The Midrash (Bereishit Rabba 80:70 cites a startling comment in the name of Reish Lakish, comparing Shekhem’s feelings for Dina to God’s special love for Am Yisrael. Reish Lakish noted that the Torah describes Shekhem’s desire to marry Dina with three different verbs: d.b.k. (“va-tidbak nafsho” – 34:3), ch.sh.k. (“chasheka nafsho” – 34:8), and ch.f.tz. (“chafeitz be-vat Yaakov” – 34:19). All these verbs, Reish Lakish observed, are also used in reference to the special bond between God and Am Yisrael: “ve-atem ha-deveikim b-Hashem Elokeikhem” (Devarim 4:4), “chashak Hashem bakhem” (Devarim 7:7), “tiheyu atem eretz cheifetz” (Malakhi 3:12). The three verbs used to describe God’s love for His people, Reish Lakish taught, are learned “from the section of this wicked person” – meaning, from the story of Shekhem.

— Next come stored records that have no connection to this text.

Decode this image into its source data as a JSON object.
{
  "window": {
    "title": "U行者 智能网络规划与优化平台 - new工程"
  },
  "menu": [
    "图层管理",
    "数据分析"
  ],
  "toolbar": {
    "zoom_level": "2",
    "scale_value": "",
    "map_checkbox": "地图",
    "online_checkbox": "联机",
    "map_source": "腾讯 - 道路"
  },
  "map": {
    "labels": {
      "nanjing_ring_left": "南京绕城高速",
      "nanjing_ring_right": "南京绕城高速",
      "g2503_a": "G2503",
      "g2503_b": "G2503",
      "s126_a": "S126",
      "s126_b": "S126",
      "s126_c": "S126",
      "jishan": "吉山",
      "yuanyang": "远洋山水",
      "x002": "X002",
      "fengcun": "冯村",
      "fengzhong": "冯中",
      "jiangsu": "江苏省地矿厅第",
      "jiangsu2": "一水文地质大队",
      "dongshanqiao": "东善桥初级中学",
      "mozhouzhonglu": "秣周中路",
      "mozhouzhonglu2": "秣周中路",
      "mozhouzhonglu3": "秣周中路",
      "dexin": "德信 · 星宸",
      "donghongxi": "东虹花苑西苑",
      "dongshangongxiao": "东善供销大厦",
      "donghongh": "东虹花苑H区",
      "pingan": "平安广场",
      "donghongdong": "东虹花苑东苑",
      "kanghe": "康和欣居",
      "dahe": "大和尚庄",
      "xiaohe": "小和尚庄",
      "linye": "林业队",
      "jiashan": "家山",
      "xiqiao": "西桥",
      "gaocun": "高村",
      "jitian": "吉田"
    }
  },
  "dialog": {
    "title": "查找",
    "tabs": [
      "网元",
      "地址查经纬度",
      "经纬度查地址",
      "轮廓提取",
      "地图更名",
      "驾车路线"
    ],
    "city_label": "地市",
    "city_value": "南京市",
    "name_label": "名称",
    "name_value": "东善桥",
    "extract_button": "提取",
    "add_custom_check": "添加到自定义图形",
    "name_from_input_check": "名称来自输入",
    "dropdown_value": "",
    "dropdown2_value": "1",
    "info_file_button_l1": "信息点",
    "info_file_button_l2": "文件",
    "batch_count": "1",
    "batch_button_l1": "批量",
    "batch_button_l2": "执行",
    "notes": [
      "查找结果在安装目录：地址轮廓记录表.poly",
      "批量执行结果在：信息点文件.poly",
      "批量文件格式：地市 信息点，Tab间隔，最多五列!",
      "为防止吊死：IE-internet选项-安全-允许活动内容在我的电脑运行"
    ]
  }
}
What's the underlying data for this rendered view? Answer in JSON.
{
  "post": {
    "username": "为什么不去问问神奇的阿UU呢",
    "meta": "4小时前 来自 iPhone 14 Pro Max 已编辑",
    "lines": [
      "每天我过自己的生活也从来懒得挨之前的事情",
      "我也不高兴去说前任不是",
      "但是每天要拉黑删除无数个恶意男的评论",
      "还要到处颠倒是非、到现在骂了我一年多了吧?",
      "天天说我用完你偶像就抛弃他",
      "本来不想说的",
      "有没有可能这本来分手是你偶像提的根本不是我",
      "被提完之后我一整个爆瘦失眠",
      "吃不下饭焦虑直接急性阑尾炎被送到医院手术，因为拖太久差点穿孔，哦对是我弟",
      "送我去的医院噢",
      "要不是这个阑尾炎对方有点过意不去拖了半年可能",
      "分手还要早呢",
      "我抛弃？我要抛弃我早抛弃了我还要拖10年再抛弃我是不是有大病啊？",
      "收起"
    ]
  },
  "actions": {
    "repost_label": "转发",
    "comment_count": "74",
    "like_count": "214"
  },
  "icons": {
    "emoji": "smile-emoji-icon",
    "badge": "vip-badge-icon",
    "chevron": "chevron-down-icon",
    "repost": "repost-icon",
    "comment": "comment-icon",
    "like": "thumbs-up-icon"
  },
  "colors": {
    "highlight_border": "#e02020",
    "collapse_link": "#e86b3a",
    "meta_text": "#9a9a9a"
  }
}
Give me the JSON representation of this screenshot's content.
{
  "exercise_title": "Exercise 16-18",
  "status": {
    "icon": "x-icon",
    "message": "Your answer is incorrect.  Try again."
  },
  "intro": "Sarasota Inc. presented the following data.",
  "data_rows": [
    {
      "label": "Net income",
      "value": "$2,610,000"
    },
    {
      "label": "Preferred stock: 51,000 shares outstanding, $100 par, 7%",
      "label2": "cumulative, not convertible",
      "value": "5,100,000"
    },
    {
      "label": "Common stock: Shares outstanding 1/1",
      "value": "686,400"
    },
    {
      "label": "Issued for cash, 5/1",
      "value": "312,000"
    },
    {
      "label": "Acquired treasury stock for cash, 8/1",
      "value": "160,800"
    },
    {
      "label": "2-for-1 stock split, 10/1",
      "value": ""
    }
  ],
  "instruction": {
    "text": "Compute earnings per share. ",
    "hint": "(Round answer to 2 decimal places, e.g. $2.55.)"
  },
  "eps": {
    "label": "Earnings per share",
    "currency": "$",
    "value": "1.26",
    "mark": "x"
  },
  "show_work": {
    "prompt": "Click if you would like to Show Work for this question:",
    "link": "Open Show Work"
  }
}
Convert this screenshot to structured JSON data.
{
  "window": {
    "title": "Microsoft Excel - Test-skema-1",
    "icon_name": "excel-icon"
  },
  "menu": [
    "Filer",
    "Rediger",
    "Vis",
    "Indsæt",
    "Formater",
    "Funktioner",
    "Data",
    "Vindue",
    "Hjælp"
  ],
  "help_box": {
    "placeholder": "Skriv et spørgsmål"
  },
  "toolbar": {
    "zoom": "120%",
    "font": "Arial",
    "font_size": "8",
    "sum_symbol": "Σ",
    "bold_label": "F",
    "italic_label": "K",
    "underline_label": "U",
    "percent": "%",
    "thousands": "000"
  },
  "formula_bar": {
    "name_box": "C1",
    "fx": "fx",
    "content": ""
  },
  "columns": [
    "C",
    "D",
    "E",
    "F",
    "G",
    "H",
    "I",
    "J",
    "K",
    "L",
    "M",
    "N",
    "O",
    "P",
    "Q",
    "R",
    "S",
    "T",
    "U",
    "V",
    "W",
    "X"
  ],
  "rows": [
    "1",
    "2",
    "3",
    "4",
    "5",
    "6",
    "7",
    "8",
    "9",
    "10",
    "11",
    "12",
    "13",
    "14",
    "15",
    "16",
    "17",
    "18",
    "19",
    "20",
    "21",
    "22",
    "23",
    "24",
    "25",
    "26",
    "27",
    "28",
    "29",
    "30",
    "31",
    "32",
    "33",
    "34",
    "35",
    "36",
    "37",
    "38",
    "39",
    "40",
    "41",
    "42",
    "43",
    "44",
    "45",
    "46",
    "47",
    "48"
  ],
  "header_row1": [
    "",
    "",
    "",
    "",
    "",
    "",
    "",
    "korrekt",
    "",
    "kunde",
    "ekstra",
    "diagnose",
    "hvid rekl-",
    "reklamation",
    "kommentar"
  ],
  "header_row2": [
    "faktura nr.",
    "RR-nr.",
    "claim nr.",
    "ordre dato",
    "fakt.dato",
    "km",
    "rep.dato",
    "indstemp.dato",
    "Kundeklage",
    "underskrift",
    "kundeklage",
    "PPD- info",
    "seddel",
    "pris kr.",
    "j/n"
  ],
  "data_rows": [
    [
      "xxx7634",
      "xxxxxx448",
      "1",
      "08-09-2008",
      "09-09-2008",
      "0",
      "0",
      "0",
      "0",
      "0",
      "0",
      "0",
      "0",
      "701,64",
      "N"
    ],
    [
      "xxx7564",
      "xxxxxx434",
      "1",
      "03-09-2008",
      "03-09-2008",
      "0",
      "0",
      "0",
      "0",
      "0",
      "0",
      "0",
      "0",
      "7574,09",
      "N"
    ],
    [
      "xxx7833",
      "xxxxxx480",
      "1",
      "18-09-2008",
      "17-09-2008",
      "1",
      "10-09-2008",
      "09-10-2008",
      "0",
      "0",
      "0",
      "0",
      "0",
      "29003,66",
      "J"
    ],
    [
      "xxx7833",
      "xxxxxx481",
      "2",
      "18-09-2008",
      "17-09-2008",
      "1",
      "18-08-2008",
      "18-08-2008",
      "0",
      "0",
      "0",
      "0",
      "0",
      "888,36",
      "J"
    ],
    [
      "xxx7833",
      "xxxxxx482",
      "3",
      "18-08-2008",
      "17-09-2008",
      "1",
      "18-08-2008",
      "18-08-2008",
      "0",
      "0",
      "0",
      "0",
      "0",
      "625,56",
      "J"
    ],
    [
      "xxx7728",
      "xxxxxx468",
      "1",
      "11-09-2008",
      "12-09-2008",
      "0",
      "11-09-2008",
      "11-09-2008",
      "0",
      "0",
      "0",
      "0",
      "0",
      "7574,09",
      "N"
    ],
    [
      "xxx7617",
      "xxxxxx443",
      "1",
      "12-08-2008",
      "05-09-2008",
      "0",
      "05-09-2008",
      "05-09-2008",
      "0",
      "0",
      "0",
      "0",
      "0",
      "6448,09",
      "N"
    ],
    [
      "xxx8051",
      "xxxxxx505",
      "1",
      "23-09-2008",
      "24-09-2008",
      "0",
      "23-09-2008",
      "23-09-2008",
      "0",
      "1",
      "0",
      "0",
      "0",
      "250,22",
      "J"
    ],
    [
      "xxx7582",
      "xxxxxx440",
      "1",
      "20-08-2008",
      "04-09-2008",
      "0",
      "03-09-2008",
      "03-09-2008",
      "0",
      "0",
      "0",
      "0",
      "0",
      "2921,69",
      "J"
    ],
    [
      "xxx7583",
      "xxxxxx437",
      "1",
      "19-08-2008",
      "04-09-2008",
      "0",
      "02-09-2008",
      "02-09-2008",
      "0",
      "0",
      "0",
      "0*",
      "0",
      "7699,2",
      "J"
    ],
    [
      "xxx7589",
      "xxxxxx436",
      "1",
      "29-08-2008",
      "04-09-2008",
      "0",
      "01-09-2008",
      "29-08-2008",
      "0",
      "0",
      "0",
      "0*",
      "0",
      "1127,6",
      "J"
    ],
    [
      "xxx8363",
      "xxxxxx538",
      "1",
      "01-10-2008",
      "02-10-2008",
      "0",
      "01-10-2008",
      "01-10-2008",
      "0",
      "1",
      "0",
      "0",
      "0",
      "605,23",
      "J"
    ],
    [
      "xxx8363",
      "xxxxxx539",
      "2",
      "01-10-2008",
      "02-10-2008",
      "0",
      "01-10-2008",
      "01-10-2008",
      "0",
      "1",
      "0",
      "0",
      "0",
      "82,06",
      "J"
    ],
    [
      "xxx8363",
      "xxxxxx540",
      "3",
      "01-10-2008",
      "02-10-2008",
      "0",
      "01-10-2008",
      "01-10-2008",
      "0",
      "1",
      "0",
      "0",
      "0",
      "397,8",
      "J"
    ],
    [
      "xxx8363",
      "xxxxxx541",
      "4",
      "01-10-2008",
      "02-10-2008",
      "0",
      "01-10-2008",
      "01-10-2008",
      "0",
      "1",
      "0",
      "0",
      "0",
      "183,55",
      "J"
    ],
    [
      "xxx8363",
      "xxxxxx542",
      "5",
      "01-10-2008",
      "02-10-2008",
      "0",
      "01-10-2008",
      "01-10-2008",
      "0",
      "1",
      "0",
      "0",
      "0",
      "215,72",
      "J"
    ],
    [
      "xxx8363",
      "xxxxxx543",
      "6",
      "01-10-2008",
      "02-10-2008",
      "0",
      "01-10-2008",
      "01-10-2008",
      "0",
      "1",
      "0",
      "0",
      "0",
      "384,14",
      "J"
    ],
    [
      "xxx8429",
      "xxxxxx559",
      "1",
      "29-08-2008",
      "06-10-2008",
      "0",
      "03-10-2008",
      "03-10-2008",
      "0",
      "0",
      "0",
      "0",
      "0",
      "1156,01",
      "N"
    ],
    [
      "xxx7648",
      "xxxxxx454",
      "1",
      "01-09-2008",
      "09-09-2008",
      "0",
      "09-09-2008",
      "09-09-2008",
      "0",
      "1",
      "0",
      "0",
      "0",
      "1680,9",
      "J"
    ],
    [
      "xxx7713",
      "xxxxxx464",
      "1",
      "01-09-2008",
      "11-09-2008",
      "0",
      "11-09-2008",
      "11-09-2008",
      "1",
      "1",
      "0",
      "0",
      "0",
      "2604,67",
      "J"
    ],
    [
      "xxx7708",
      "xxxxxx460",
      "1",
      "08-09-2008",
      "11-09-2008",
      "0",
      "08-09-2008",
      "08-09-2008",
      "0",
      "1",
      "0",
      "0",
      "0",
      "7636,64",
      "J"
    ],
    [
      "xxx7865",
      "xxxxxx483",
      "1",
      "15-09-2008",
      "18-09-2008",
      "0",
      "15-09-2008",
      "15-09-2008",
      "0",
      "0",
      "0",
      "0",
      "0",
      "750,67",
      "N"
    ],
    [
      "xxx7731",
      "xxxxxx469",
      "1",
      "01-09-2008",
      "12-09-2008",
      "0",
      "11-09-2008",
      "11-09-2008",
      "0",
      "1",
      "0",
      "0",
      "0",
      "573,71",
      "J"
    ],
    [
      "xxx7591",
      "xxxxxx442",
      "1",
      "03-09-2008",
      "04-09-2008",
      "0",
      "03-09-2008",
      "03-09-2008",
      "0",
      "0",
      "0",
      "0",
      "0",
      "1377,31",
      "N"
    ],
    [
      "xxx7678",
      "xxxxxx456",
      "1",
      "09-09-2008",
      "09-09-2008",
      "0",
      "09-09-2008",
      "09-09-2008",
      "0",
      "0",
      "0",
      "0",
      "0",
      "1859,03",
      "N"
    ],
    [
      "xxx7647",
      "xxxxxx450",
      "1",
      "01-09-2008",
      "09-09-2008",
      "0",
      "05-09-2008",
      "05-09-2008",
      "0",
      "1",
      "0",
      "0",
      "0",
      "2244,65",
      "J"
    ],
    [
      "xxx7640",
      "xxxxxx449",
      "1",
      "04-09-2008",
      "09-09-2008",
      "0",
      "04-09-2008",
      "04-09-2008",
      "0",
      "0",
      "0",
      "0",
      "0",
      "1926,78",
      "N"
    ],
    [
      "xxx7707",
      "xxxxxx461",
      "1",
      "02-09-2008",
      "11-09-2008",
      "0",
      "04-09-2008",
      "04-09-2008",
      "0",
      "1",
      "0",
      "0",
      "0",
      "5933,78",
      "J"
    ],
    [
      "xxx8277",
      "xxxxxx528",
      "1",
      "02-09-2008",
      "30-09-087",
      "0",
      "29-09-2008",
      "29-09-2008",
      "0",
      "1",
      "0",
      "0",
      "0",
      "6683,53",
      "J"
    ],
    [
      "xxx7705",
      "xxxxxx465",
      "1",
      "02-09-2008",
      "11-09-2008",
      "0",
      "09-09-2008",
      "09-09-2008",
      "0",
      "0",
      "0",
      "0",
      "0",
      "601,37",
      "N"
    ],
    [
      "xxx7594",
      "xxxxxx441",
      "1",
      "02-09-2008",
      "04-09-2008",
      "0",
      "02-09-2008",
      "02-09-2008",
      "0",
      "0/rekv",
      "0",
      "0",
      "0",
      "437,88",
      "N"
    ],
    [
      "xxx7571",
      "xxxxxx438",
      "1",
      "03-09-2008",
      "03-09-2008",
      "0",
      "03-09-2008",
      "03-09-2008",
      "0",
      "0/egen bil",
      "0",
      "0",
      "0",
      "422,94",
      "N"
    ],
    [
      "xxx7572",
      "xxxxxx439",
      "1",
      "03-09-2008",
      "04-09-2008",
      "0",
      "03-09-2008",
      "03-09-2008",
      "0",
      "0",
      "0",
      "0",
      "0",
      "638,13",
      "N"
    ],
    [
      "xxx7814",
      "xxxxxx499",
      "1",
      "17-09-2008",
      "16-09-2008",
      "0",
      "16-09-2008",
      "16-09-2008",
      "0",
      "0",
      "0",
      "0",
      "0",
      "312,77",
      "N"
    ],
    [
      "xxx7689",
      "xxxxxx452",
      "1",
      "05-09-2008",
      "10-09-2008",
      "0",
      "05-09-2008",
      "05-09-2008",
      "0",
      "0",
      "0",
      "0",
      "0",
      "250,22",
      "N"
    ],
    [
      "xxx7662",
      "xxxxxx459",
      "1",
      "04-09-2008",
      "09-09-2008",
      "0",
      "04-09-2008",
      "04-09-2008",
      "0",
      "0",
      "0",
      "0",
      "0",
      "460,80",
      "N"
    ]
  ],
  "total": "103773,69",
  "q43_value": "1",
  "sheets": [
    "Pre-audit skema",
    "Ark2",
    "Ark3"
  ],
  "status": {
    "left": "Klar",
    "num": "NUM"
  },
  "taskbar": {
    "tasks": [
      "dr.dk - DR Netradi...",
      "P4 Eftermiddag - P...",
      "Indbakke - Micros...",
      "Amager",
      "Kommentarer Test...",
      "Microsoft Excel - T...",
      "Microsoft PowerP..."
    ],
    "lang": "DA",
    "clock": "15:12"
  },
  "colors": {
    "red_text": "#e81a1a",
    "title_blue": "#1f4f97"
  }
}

What connection could there possibly be between the unique bond between God and the Jewish People, and Shekhem’s lust for an innocent girl, whom he violently abducted and defiled?
Rav Zev Wolf Einhorn of Grodno (the “Maharzu”), in his commentary to Midrash Rabba, offers a surprising explanation, asserting that according to Reish Lakish, Shekhem’s feelings for Dina evolved from sheer lust to genuine respect and admiration. Rav Einhorn writes: “At first, it says only, ‘He saw her…and took her’ (34:2)… But then afterward, when he understood who she was and whose daughter she was, the desire ignited within him to attach himself to her not only out of physical desire…but because he sensed in Yaakov the notion of ‘attachment’ [to God].” According to Rav Einhorn – difficult as it might be to imagine – although Shekhem was initially attracted to Dina solely by sexual desire, thereafter he was drawn to her because of her piety and that of her saintly father. Shekhem had committed a grievous, violent, criminal act, but a spiritual spark of sorts was ignited within him as a result of his exposure to Dina’s righteous character.
Rav Henoch Leibowitz (Chiddushei Ha-leiv) points to this passage in the Maharzu’s commentary as a striking example of our tradition’s belief in the capacity of all people to improve their characters. We recognize the innate goodness within every human being, and trust that even the lowliest evildoers have a spark of nobility within them that can be kindled and which can lead them to change and improve.
As many have noted, this might also be the meaning of the Midrash’s famous comment earlier (cited by Rashi to 32:23) that Yaakov was punished for hiding Dina from Eisav out of fear that Eisav would want to marry her. The Midrash writes that Yaakov should have allowed this to happen, as it was possible that Dina’s character could have inspired positive change in Eisav’s conduct. One approach to explain this remark is that the Midrash seeks to note that everybody, including somebody as evil as Eisav, is capable of positive change. We should never assume that people who have acted wrongly in the past will continue doing so in the future, and we must instead recognize every person’s capacity for change and encourage all those around us to unlock their hidden potential.